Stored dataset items
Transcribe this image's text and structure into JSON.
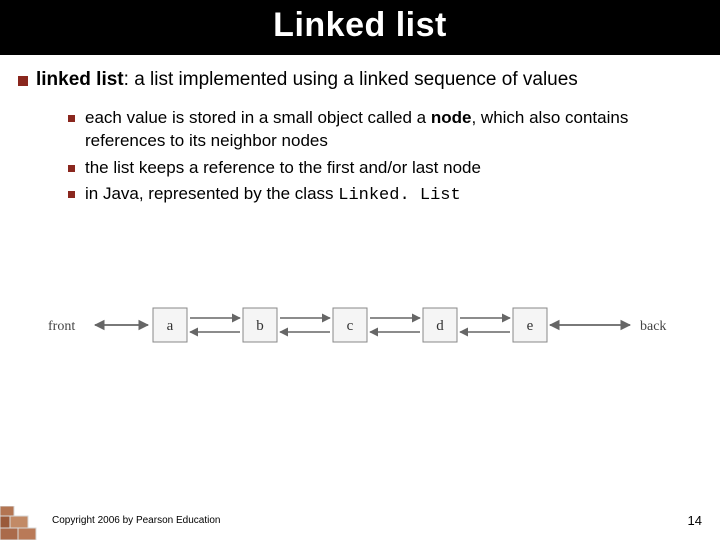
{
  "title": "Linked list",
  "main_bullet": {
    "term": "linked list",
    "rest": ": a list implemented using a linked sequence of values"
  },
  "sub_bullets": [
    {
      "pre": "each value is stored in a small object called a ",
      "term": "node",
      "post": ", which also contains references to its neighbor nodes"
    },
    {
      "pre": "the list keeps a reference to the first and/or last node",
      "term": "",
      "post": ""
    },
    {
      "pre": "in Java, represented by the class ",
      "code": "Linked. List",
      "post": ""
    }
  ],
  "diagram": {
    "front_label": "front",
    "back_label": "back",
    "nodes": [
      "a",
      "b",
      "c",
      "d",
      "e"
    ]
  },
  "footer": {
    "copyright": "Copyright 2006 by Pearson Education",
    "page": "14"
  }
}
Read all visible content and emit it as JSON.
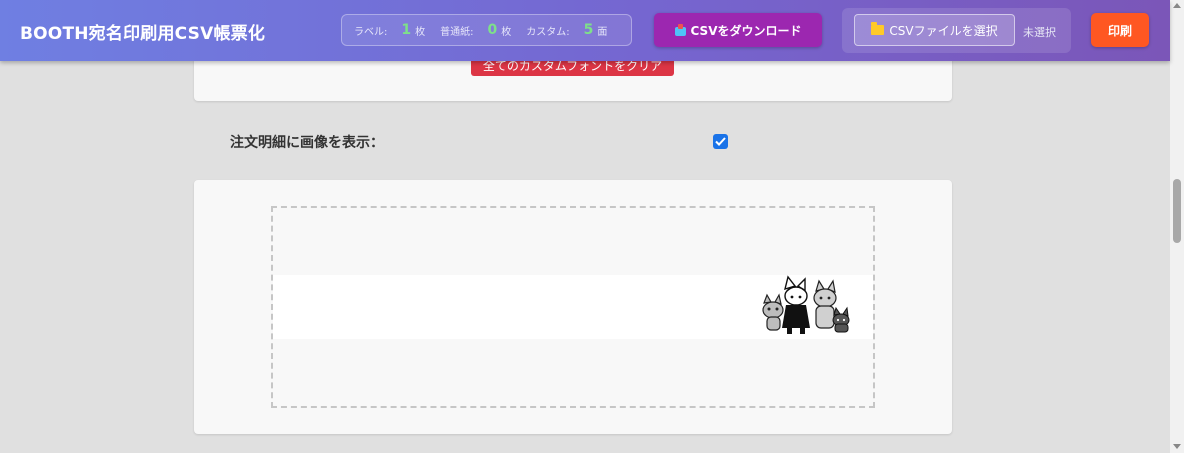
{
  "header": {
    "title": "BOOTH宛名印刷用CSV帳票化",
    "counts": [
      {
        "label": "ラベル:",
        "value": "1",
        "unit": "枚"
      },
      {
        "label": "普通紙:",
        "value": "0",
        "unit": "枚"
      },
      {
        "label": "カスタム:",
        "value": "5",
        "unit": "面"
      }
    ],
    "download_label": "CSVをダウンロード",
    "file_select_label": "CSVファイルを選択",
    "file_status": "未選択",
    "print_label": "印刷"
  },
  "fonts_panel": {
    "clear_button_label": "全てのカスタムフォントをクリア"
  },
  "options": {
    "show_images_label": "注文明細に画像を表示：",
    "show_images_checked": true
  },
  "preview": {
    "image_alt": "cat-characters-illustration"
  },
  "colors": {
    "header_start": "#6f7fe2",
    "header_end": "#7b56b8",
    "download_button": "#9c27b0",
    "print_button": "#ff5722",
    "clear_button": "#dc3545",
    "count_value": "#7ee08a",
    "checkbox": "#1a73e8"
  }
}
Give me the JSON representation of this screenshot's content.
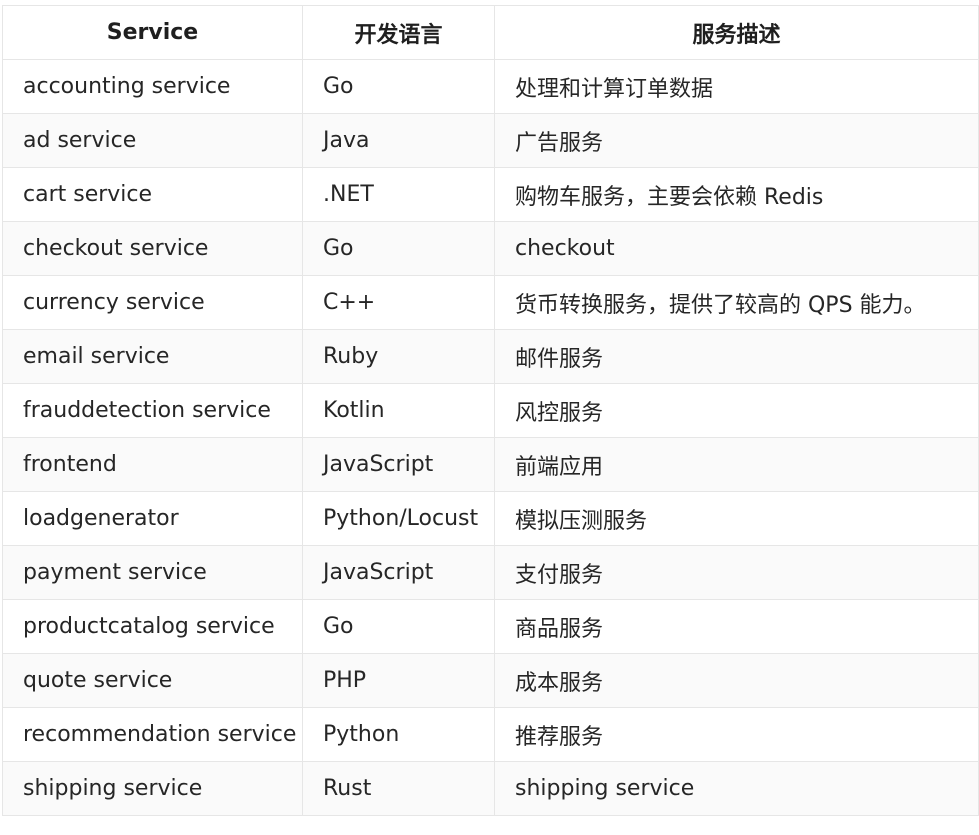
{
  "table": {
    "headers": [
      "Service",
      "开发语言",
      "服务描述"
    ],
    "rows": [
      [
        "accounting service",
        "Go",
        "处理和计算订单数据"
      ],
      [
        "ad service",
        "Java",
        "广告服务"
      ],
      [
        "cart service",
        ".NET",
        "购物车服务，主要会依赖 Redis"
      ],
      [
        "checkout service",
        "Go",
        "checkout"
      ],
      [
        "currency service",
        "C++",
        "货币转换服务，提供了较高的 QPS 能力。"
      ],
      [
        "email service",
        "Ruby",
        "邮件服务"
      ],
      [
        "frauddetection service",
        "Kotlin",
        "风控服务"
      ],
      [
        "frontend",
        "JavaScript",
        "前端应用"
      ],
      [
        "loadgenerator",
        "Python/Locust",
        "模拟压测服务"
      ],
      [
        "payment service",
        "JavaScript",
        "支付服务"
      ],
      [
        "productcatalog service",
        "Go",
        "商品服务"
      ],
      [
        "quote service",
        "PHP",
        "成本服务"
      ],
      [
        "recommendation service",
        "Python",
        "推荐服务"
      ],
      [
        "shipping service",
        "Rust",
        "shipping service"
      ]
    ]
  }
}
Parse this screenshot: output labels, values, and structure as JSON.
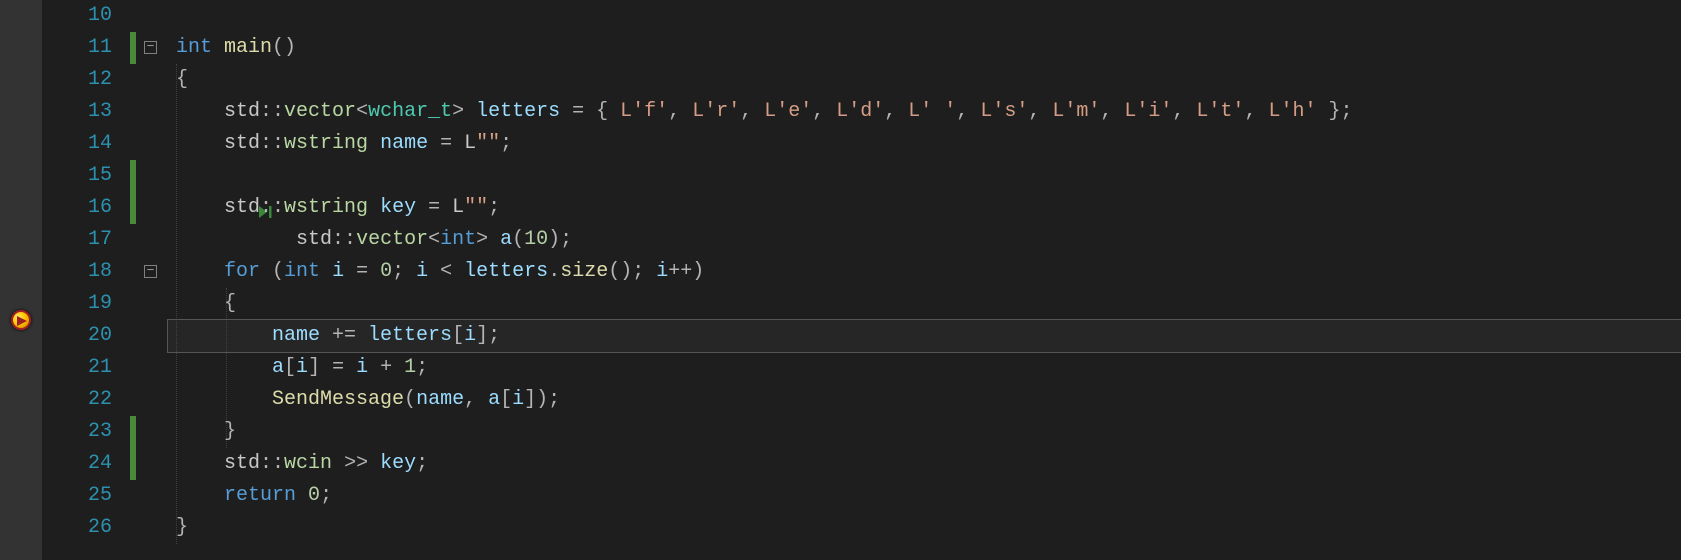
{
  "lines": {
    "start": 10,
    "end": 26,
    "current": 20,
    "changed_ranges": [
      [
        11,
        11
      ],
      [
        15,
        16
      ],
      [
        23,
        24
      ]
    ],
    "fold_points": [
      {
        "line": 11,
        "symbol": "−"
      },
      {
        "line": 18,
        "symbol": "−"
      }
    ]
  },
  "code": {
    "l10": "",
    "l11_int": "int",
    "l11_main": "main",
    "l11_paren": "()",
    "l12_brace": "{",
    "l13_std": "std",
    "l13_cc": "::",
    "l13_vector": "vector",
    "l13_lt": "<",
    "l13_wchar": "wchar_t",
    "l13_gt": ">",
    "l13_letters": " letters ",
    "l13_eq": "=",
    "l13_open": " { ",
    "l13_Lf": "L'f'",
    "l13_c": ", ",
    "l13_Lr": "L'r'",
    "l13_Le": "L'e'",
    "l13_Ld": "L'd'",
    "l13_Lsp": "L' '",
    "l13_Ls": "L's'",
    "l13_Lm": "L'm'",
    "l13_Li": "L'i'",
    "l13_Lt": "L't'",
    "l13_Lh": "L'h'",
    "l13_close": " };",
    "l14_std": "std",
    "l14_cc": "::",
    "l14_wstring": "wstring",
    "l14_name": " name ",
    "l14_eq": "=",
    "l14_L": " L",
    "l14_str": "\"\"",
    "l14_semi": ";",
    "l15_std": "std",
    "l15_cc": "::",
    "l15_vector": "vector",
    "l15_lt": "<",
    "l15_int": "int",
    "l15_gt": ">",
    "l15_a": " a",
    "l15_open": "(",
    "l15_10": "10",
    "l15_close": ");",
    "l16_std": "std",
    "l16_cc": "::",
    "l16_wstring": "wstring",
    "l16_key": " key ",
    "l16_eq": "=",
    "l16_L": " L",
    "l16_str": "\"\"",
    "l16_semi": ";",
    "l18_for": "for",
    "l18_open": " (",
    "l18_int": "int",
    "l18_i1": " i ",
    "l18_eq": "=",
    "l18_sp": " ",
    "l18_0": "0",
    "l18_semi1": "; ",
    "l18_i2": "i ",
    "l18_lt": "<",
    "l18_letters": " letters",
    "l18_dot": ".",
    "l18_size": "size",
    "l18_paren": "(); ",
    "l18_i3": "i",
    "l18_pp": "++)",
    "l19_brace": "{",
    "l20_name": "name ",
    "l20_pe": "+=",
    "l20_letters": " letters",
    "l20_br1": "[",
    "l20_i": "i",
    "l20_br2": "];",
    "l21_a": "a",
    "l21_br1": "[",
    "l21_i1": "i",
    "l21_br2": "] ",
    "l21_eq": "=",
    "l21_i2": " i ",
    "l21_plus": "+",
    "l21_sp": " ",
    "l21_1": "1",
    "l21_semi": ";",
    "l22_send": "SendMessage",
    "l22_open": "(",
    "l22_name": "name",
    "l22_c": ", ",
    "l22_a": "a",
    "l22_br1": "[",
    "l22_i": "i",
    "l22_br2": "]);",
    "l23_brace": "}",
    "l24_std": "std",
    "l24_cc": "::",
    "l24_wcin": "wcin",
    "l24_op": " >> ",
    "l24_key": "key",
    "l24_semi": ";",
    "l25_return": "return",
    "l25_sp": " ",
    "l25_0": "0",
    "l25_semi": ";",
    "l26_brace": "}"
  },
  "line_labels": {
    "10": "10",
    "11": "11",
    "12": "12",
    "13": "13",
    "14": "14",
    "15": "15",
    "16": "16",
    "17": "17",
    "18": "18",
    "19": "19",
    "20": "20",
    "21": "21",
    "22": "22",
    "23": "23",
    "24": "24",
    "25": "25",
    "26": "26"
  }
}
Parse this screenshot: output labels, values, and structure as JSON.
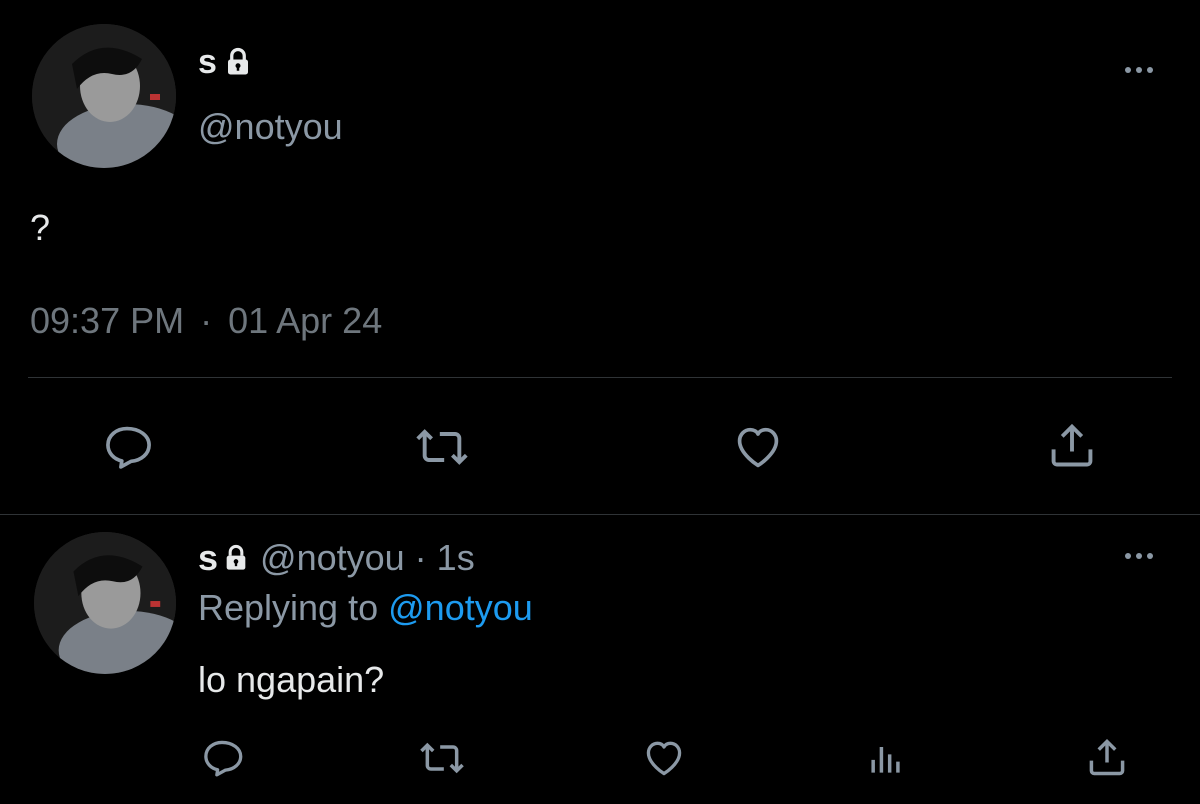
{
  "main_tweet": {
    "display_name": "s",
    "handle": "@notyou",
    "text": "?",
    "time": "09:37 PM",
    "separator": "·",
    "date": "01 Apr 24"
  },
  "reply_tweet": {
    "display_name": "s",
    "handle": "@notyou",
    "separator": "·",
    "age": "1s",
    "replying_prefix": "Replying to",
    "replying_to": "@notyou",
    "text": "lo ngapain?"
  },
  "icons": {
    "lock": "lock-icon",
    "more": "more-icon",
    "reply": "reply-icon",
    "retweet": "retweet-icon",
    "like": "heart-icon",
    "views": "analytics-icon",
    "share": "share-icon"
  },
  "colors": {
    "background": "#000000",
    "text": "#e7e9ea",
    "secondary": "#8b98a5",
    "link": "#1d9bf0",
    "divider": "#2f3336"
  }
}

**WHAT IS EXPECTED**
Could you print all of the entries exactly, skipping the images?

**RESULT OF THIS EXERCISE**
Transcribe this image's text and structure into JSON.
{
  "title": "Linked list",
  "main_bullet": {
    "term": "linked list",
    "rest": ": a list implemented using a linked sequence of values"
  },
  "sub_bullets": [
    {
      "pre": "each value is stored in a small object called a ",
      "term": "node",
      "post": ", which also contains references to its neighbor nodes"
    },
    {
      "pre": "the list keeps a reference to the first and/or last node",
      "term": "",
      "post": ""
    },
    {
      "pre": "in Java, represented by the class ",
      "code": "Linked. List",
      "post": ""
    }
  ],
  "diagram": {
    "front_label": "front",
    "back_label": "back",
    "nodes": [
      "a",
      "b",
      "c",
      "d",
      "e"
    ]
  },
  "footer": {
    "copyright": "Copyright 2006 by Pearson Education",
    "page": "14"
  }
}
Read all visible content and emit it as JSON.
{
  "header": {
    "title": "BOOTH宛名印刷用CSV帳票化",
    "counts": [
      {
        "label": "ラベル:",
        "value": "1",
        "unit": "枚"
      },
      {
        "label": "普通紙:",
        "value": "0",
        "unit": "枚"
      },
      {
        "label": "カスタム:",
        "value": "5",
        "unit": "面"
      }
    ],
    "download_label": "CSVをダウンロード",
    "file_select_label": "CSVファイルを選択",
    "file_status": "未選択",
    "print_label": "印刷"
  },
  "fonts_panel": {
    "clear_button_label": "全てのカスタムフォントをクリア"
  },
  "options": {
    "show_images_label": "注文明細に画像を表示：",
    "show_images_checked": true
  },
  "preview": {
    "image_alt": "cat-characters-illustration"
  },
  "colors": {
    "header_start": "#6f7fe2",
    "header_end": "#7b56b8",
    "download_button": "#9c27b0",
    "print_button": "#ff5722",
    "clear_button": "#dc3545",
    "count_value": "#7ee08a",
    "checkbox": "#1a73e8"
  }
}
Give me the JSON representation of this screenshot's content.
{
  "table": {
    "headers": [
      "Service",
      "开发语言",
      "服务描述"
    ],
    "rows": [
      [
        "accounting service",
        "Go",
        "处理和计算订单数据"
      ],
      [
        "ad service",
        "Java",
        "广告服务"
      ],
      [
        "cart service",
        ".NET",
        "购物车服务，主要会依赖 Redis"
      ],
      [
        "checkout service",
        "Go",
        "checkout"
      ],
      [
        "currency service",
        "C++",
        "货币转换服务，提供了较高的 QPS 能力。"
      ],
      [
        "email service",
        "Ruby",
        "邮件服务"
      ],
      [
        "frauddetection service",
        "Kotlin",
        "风控服务"
      ],
      [
        "frontend",
        "JavaScript",
        "前端应用"
      ],
      [
        "loadgenerator",
        "Python/Locust",
        "模拟压测服务"
      ],
      [
        "payment service",
        "JavaScript",
        "支付服务"
      ],
      [
        "productcatalog service",
        "Go",
        "商品服务"
      ],
      [
        "quote service",
        "PHP",
        "成本服务"
      ],
      [
        "recommendation service",
        "Python",
        "推荐服务"
      ],
      [
        "shipping service",
        "Rust",
        "shipping service"
      ]
    ]
  }
}
Parse this screenshot: output labels, values, and structure as JSON.
{
  "lines": {
    "start": 10,
    "end": 26,
    "current": 20,
    "changed_ranges": [
      [
        11,
        11
      ],
      [
        15,
        16
      ],
      [
        23,
        24
      ]
    ],
    "fold_points": [
      {
        "line": 11,
        "symbol": "−"
      },
      {
        "line": 18,
        "symbol": "−"
      }
    ]
  },
  "code": {
    "l10": "",
    "l11_int": "int",
    "l11_main": "main",
    "l11_paren": "()",
    "l12_brace": "{",
    "l13_std": "std",
    "l13_cc": "::",
    "l13_vector": "vector",
    "l13_lt": "<",
    "l13_wchar": "wchar_t",
    "l13_gt": ">",
    "l13_letters": " letters ",
    "l13_eq": "=",
    "l13_open": " { ",
    "l13_Lf": "L'f'",
    "l13_c": ", ",
    "l13_Lr": "L'r'",
    "l13_Le": "L'e'",
    "l13_Ld": "L'd'",
    "l13_Lsp": "L' '",
    "l13_Ls": "L's'",
    "l13_Lm": "L'm'",
    "l13_Li": "L'i'",
    "l13_Lt": "L't'",
    "l13_Lh": "L'h'",
    "l13_close": " };",
    "l14_std": "std",
    "l14_cc": "::",
    "l14_wstring": "wstring",
    "l14_name": " name ",
    "l14_eq": "=",
    "l14_L": " L",
    "l14_str": "\"\"",
    "l14_semi": ";",
    "l15_std": "std",
    "l15_cc": "::",
    "l15_vector": "vector",
    "l15_lt": "<",
    "l15_int": "int",
    "l15_gt": ">",
    "l15_a": " a",
    "l15_open": "(",
    "l15_10": "10",
    "l15_close": ");",
    "l16_std": "std",
    "l16_cc": "::",
    "l16_wstring": "wstring",
    "l16_key": " key ",
    "l16_eq": "=",
    "l16_L": " L",
    "l16_str": "\"\"",
    "l16_semi": ";",
    "l18_for": "for",
    "l18_open": " (",
    "l18_int": "int",
    "l18_i1": " i ",
    "l18_eq": "=",
    "l18_sp": " ",
    "l18_0": "0",
    "l18_semi1": "; ",
    "l18_i2": "i ",
    "l18_lt": "<",
    "l18_letters": " letters",
    "l18_dot": ".",
    "l18_size": "size",
    "l18_paren": "(); ",
    "l18_i3": "i",
    "l18_pp": "++)",
    "l19_brace": "{",
    "l20_name": "name ",
    "l20_pe": "+=",
    "l20_letters": " letters",
    "l20_br1": "[",
    "l20_i": "i",
    "l20_br2": "];",
    "l21_a": "a",
    "l21_br1": "[",
    "l21_i1": "i",
    "l21_br2": "] ",
    "l21_eq": "=",
    "l21_i2": " i ",
    "l21_plus": "+",
    "l21_sp": " ",
    "l21_1": "1",
    "l21_semi": ";",
    "l22_send": "SendMessage",
    "l22_open": "(",
    "l22_name": "name",
    "l22_c": ", ",
    "l22_a": "a",
    "l22_br1": "[",
    "l22_i": "i",
    "l22_br2": "]);",
    "l23_brace": "}",
    "l24_std": "std",
    "l24_cc": "::",
    "l24_wcin": "wcin",
    "l24_op": " >> ",
    "l24_key": "key",
    "l24_semi": ";",
    "l25_return": "return",
    "l25_sp": " ",
    "l25_0": "0",
    "l25_semi": ";",
    "l26_brace": "}"
  },
  "line_labels": {
    "10": "10",
    "11": "11",
    "12": "12",
    "13": "13",
    "14": "14",
    "15": "15",
    "16": "16",
    "17": "17",
    "18": "18",
    "19": "19",
    "20": "20",
    "21": "21",
    "22": "22",
    "23": "23",
    "24": "24",
    "25": "25",
    "26": "26"
  }
}
Parse this screenshot: output labels, values, and structure as JSON.
{
  "main_tweet": {
    "display_name": "s",
    "handle": "@notyou",
    "text": "?",
    "time": "09:37 PM",
    "separator": "·",
    "date": "01 Apr 24"
  },
  "reply_tweet": {
    "display_name": "s",
    "handle": "@notyou",
    "separator": "·",
    "age": "1s",
    "replying_prefix": "Replying to",
    "replying_to": "@notyou",
    "text": "lo ngapain?"
  },
  "icons": {
    "lock": "lock-icon",
    "more": "more-icon",
    "reply": "reply-icon",
    "retweet": "retweet-icon",
    "like": "heart-icon",
    "views": "analytics-icon",
    "share": "share-icon"
  },
  "colors": {
    "background": "#000000",
    "text": "#e7e9ea",
    "secondary": "#8b98a5",
    "link": "#1d9bf0",
    "divider": "#2f3336"
  }
}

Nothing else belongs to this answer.